President Joe Biden will take part in a remembrance of one of America’s darkest moments of racial violence on Tuesday, marking the 100th anniversary of a massacre in Tulsa, Oklahoma which wiped out a thriving black community.
r Biden’s visit, in which he will grieve for the more than 300 black people killed at the hands of a white mob a century ago, comes amid a national reckoning on racial justice.
And it will stand in stark contrast to the last presidential visit to Tulsa, which took place last year.
After suspending his campaign rallies after the onset of the pandemic, President Donald Trump chose Tulsa as the site of his return and picked June 19, the holiday known as Juneteenth that commemorates the end of slavery in the US.
This is so important because we have to recognise what we have done if we are going to be otherwise
Upon receiving fierce criticism, Mr Trump postponed the event by a day, though the rally was still marked by protests outside and empty seats inside the downtown arena.
Mr Biden will be the first president to be part of the remembrances of what happened in what used to be known as Black Wall Street.
On May 31 and June 1 in 1921, white residents and civil society leaders looted and burned to the ground the Greenwood district and used planes to drop projectiles on it.
The attackers killed up to 300 black Tulsans and forced survivors for a time into internment camps overseen by National Guard members.
Burned bricks and a fragment of a church basement are about all that survive today of the more than 30-block historically black district.

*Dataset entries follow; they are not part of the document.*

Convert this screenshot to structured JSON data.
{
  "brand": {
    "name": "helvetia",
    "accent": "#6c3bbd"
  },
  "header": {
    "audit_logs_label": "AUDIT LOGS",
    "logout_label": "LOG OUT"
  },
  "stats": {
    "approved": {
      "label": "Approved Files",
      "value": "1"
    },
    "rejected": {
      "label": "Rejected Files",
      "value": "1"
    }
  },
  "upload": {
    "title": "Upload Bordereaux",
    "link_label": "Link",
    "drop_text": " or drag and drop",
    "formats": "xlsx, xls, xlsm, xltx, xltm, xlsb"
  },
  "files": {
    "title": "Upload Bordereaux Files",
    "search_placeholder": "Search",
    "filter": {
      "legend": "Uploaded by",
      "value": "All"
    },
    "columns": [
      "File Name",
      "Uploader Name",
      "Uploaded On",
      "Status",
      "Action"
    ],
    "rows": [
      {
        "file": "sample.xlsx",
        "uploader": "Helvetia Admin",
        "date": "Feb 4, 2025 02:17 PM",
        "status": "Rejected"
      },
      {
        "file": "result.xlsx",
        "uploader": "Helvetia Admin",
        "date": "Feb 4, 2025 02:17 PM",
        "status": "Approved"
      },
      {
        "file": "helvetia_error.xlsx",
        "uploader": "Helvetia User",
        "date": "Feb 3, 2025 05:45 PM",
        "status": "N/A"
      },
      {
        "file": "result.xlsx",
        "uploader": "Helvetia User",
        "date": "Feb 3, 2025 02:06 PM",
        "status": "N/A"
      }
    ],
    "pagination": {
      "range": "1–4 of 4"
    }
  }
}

Despite its horror, the massacre in Tulsa has only recently reentered the national discourse — and the presidential visit will serve to put an even brighter spotlight on the event.
“This is so important because we have to recognise what we have done if we are going to be otherwise,” said Eddie Glaude, chair of the Centre for African American Studies at Princeton University.
He added Mr Biden’s visit “has to be more than symbolic. To tell the truth is the precondition for reconciliation, and reconciliation is the basis for repair.”
Historians say the trouble 100 years ago in Tulsa began after a local newspaper drummed up a furore over a black man accused of stepping on a white girl’s foot.
When black Tulsans showed up with guns to prevent the man’s lynching, white residents responded with overwhelming force.
A grand jury investigation at the time concluded, without evidence, that unidentified agitators had given Tulsa’s African Americans both their firearms and what was described as their mistaken belief “in equal rights, social equality and their ability to demand the same”.
Tensions persist in Tulsa ahead of Mr Biden’s appearance.
Organisers called off a headline commemoration of the 100th anniversary of the Tulsa Race Massacre, saying no agreement could be reached over monetary payments to three survivors of the deadly attack. It highlights broader debates over reparations for racial injustice.
Disagreements among black leaders in Tulsa over the handling of commemoration events and millions of dollars in donations have led to two disparate groups planning separate slates of events marking the massacre’s 100th anniversary.
Mr Biden, who served as vice president to the nation’s first black president and selected a black woman as his own vice president, backs a study of reparations, both in Tulsa and more broadly, but has not committed to supporting payments.
He recently declared the need for Americans to confront its ugly past, saying: “We must acknowledge that there can be no realisation of the American dream without grappling with the original sin of slavery, and the centuries-long campaign of violence, fear, and trauma wrought upon African American people in this country.”